Standard assistance features include a forward collision avoidance system that can even help with turns through intersections, as well as lane-keeping assist, blind-spot warning, adaptive cruise control, automatic high beams, and rear-cross traffic alert. Optional extra safety goodies include a driver attention monitor (using the same infrared cameras as the 3D cluster), remote parking assist, a surround-view monitor, and a blind-spot video feed whenever you hit the turn signals.

It all sounds overwhelming, but it helps the GV80 feel smart and safe. The adaptive cruise control even uses machine learning to adjust its following distance, reaction speed, and acceleration to the driver. If you drive more cautiously, so will the GV80 when you activate the adaptive cruise control mode.

Now for the Price

Even with all these features and a focus on technology-filled yet serene experience, the GV80 manages to stay affordable. The 2.5T Select model runs a reasonable $64,500, while the 2.5T Advanced model costs $70,000. If you want the V6 engine, you can get it for $80,000 in the 3.5T Advanced, while the top trim, the fully loaded 3.5T Prestige, is $85,000. This pricing undercuts the Mercedes GLE-Class and BMW X5, both of which run up a steep price tag with a few key options.
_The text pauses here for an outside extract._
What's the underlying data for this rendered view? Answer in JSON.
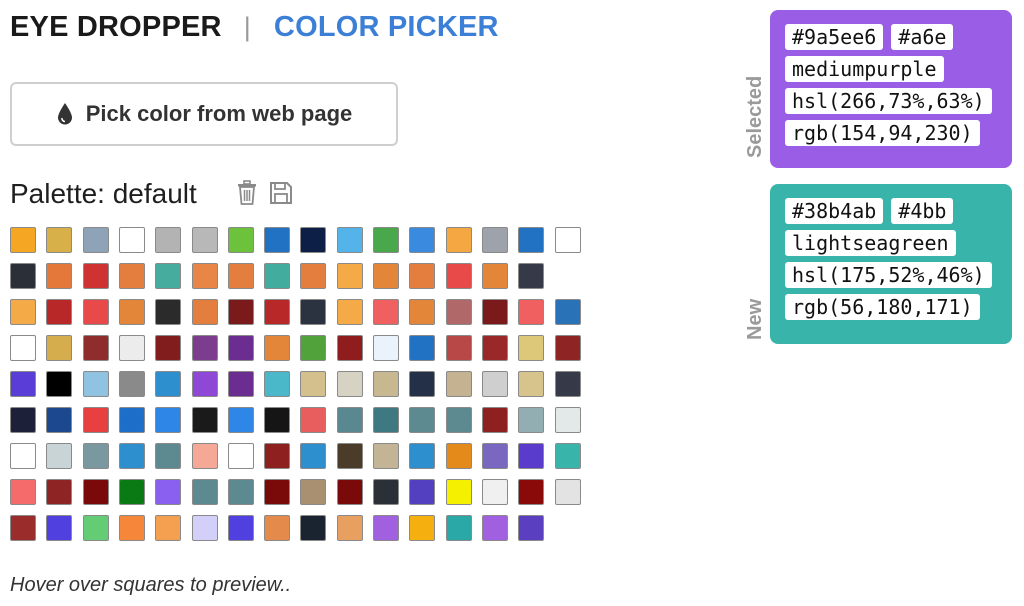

Final Thoughts

After four short years of perfecting its design language as well as its purchasing and ownership experience, Genesis is ready to be compared to German rivals like BMW and Mercedes, having already surpassed Japanese competition like Lexus and Infiniti.

The new GV80 showcases this confidence. The new mid-size crossover nails the basics, brings plenty of interesting gimmicks, and nails a unique and eye-catching style. It drives smoothly and rides comfortably while slotting in at a more attractive price tag. Keep a close eye on it when it hits showrooms later this fall.

Young and experienced 11/9/2020 12:01:00 AM